The standard of care following gynecologic oncology surgery may include post-discharge calls to patients from gynecologic oncology nurses to assess and suggest interventions as needed during recovery. The high volume of patients at one institution prompted researchers to examine whether an automated text messaging program and other healthcare innovation strategies, instead of standard telephone-based nursing assessments, could provide post-operative patient evaluations that were complete, acceptable to patients, and reduced the clinical workload for providers.

Text Message-Based Assessments

Researchers enrolled English-speaking patients having surgery with four providers in the division of gynecologic oncology at a single center from February-June 2021. They offered patients the standard telephone evaluation with a gynecologic oncology nurses or text message-based assessments. The study team texted patients 48 hours after discharge using an algorithm based on the center’s standard telephone script and employed a “fake back end”—a care team member who sent and responded to patient text messages. Individuals who did not respond were called by the nursing team to finish the outstanding questions, and patients whose replies required additional information were called by the nursing team. Throughout the course of the study, the algorithm was revised based on patient and provider feedback.

The program included 56 enrollees with a median age of 54. The most frequent reason for refusing the program was a patient’s preference for a phone call.

Among enrollees, 41 (73%) started the program, and 18 (44%) finished the entire algorithm. Median time to completion of the algorithm was 34 minutes, and the completed algorithms saved approximately 4.5 hours of provider time. Reasons for failing to finish the algorithm included lack of patient response (65%), having a response that suggested the need for a provider’s evaluation (22%), and algorithm error (13%).

Patients With Gynecologic Cancers Satisfied With Text Messaging Program

In total, 17 enrollees answered the following question: “On a scale of 0-10, how likely are you to recommend this texting program to a friend if they were getting the same procedure as you?” Results included 13 promoters (9-10), one neutral participant (7-8), and three detractors (6 or less). Twelve patients issued a score of 10/10; the lowest score, a 5, came from a single patient.

The results of the pilot program demonstrated that text messaging programs for gynecologic oncology patients are feasible for offering efficient postoperative care that is also satisfactory to patients, according to the researchers.

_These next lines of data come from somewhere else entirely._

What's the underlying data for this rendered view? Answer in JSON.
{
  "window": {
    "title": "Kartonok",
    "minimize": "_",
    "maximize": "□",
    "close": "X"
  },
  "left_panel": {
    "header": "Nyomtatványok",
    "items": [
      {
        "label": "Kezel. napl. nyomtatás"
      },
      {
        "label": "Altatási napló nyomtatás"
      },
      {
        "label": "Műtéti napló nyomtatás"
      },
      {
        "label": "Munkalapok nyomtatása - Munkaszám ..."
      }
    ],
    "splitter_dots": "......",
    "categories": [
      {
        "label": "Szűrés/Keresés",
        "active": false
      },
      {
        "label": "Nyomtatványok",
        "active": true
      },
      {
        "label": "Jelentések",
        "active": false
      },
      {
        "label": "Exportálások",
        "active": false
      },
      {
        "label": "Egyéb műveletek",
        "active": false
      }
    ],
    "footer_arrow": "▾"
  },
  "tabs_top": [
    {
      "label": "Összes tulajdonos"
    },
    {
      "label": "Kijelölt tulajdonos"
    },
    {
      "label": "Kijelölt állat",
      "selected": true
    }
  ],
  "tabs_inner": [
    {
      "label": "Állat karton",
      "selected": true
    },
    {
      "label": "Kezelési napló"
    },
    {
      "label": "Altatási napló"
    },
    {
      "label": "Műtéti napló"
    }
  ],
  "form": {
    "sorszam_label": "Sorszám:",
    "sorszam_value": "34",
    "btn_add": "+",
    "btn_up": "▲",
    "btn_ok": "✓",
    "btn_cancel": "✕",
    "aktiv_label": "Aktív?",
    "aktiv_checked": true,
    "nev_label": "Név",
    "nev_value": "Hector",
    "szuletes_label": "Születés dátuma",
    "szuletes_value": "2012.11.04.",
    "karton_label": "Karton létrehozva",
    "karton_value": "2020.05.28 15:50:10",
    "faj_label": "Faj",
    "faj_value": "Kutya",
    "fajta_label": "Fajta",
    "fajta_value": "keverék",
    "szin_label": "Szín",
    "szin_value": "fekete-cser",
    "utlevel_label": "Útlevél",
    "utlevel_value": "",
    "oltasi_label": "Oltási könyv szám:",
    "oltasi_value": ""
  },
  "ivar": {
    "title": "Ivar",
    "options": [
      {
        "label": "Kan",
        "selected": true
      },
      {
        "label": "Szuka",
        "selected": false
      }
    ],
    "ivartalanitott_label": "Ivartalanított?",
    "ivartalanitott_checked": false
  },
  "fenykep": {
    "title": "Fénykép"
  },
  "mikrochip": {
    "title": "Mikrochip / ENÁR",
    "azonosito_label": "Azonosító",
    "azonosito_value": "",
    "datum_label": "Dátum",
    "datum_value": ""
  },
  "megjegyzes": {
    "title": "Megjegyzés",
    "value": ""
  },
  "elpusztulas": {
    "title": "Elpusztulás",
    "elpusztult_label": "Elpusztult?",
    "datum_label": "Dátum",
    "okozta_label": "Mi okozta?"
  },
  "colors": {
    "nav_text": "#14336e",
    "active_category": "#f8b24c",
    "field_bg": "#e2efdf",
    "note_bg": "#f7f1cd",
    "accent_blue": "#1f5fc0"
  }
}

They also noted that future research should examine the safety and scalability of automated text messaging platforms for patient evaluations.